We’ve been honored by the trust of an incredible group of people who share the belief that everyone deserves a life free of suffering, and everyone can change. We’re especially grateful for the patients that are the heroes of this journey, for the employers and brokers that are bringing this care to their employees, and for our financial partners including Francisco Partners, Health2047 Capital Partners (American Medical Association’s partner venture fund), Kirkland & Ellis, and Twofold Ventures, who have funded AndHealth with more than $57 million in growth capital to bring disease reversal through Participatory Healthcare to the world.
It is an honor to participate in this journey with each of you.
1 On file and available from AndHealth.
Matt is the Founder and CEO of AndHealth. AndHealth helps people reverse chronic diseases. The company operates a virtual center of excellence for migraine and is soon launching others for autoimmune conditions, including rheumatoid arthritis, psoriasis, ulcerative colitis, and Crohn’s disease. AndHealth works with employers, health plans, public entities, and individuals. To learn more, please visit www.andhealth.com.
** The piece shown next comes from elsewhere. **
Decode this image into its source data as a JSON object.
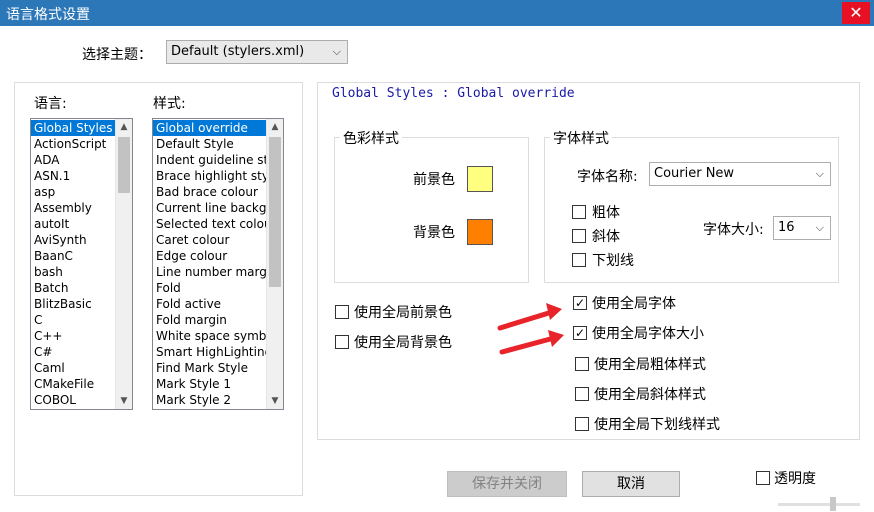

Previously, Matt was Co-Founder and CEO of CoverMyMeds, one of the largest and fastest growing healthcare technology companies in the United States. CoverMyMeds helped millions of patients get the medications they need to live healthy lives and was ranked nationally as a top workplace. CoverMyMeds was one of digital health’s first Unicorns when Matt led its sale to McKesson for $1.4B. Matt was ranked as the #14 US CEO of Large Companies by Glassdoor, and the #3 CEO in Healthcare. He lives in Columbus, Ohio with his wife and two children.